It's 5 o'clock. Do you know where your life is?
I see the list in your hand: Eggs, napkins, toothpaste, broccoli.
The back of the driver's seat holds a map you haven't looked at in years.
Sometimes, you think about your art teacher from fifth grade. If pressed,
you'll recite your old school song, or what you chanted around the fire
the last day of camp. Mostly, though, there's that list and that map
and everything you slide between them like a sandwich, the real estate so worn
you argue against the idea of a different meal. There are things to do, you say,
tucking the paper in your pocket and lifting the keys, as always, from their hook.

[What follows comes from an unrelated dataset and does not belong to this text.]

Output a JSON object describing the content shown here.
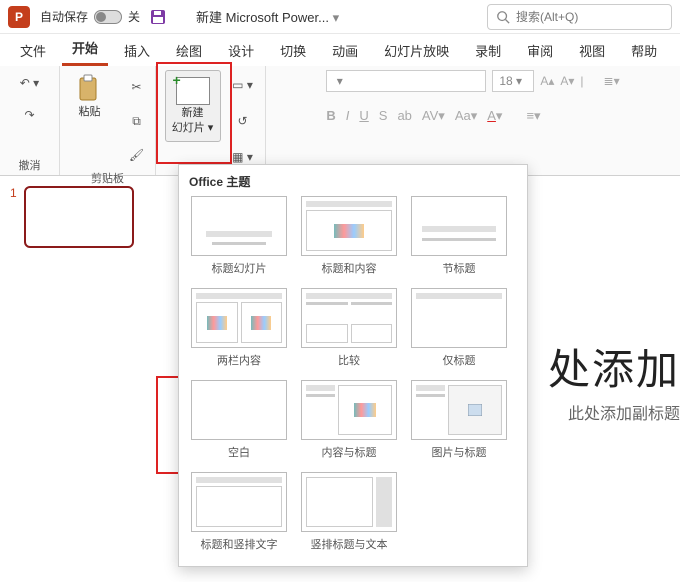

I'm running out of time, the sky whispers back, waving a pale finger of light in your direction,
hoping you'll notice.